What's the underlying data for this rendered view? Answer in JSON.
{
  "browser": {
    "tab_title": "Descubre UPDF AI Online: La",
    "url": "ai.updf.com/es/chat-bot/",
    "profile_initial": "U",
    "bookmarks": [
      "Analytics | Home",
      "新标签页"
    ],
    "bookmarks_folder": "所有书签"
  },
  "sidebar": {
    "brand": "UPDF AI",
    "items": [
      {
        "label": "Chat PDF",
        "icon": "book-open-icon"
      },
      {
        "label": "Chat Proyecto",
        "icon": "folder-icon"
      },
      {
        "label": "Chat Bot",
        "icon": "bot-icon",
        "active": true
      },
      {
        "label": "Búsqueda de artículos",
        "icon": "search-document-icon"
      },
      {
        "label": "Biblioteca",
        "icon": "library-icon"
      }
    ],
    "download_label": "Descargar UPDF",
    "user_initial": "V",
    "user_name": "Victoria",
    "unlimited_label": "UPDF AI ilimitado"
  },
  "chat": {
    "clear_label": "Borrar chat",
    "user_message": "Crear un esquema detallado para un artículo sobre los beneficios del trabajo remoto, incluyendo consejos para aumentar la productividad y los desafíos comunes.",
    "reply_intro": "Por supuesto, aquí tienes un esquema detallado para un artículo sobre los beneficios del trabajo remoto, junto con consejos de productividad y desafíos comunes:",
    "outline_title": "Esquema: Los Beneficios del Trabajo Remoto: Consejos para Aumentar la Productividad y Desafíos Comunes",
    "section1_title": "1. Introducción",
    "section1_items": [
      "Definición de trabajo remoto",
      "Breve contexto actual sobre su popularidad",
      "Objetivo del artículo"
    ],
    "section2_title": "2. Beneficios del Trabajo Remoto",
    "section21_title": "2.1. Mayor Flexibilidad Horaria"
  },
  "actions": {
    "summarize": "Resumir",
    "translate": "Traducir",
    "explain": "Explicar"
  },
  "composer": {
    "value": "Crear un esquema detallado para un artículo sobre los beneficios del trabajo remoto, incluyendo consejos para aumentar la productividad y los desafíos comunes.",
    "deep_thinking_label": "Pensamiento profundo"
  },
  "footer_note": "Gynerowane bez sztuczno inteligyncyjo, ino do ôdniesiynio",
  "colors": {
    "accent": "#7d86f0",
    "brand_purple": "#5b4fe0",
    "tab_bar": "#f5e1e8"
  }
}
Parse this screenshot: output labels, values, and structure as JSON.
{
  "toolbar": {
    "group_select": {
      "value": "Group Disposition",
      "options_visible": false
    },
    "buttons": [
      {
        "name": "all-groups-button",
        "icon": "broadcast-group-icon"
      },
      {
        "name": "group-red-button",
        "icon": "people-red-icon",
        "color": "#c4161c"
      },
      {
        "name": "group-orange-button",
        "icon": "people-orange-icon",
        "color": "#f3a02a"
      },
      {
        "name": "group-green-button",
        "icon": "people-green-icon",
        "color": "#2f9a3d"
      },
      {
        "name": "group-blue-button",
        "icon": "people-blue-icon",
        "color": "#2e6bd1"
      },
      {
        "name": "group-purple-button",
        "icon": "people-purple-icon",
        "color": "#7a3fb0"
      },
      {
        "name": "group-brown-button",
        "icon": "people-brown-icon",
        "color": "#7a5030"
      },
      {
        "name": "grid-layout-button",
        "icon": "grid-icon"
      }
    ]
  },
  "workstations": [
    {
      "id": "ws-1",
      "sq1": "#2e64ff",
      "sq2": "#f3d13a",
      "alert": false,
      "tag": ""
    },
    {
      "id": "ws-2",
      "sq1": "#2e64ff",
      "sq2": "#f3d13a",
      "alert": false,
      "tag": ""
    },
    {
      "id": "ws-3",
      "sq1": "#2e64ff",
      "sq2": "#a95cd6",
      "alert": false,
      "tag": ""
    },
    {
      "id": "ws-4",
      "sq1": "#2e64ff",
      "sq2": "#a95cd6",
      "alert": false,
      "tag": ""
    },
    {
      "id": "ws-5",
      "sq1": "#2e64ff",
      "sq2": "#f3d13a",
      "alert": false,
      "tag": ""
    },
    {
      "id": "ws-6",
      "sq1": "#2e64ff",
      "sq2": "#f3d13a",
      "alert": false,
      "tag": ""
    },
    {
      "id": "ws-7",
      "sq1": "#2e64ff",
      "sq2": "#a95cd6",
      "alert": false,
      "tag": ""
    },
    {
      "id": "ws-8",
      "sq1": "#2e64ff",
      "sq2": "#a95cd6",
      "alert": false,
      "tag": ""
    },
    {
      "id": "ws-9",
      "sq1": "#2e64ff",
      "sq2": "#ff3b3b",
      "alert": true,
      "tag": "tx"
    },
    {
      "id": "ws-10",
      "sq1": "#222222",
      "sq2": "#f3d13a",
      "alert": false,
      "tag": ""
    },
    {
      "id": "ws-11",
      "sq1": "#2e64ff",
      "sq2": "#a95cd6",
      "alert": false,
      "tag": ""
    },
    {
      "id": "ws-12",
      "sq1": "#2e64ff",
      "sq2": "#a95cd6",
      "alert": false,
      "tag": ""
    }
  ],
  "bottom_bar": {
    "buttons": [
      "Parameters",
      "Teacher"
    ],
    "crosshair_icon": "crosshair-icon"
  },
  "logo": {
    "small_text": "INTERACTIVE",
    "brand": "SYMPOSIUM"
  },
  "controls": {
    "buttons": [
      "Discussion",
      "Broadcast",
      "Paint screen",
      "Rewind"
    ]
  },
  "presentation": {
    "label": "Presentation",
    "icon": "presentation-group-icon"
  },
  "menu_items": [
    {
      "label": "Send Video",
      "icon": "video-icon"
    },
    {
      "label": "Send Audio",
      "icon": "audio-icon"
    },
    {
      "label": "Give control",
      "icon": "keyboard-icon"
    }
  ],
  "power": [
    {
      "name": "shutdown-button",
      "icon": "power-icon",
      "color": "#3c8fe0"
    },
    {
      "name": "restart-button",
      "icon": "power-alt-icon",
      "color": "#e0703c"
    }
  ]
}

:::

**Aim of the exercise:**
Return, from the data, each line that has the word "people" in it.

**Expected answer:**
        "icon": "people-red-icon",
        "icon": "people-orange-icon",
        "icon": "people-green-icon",
        "icon": "people-blue-icon",
        "icon": "people-purple-icon",
        "icon": "people-brown-icon",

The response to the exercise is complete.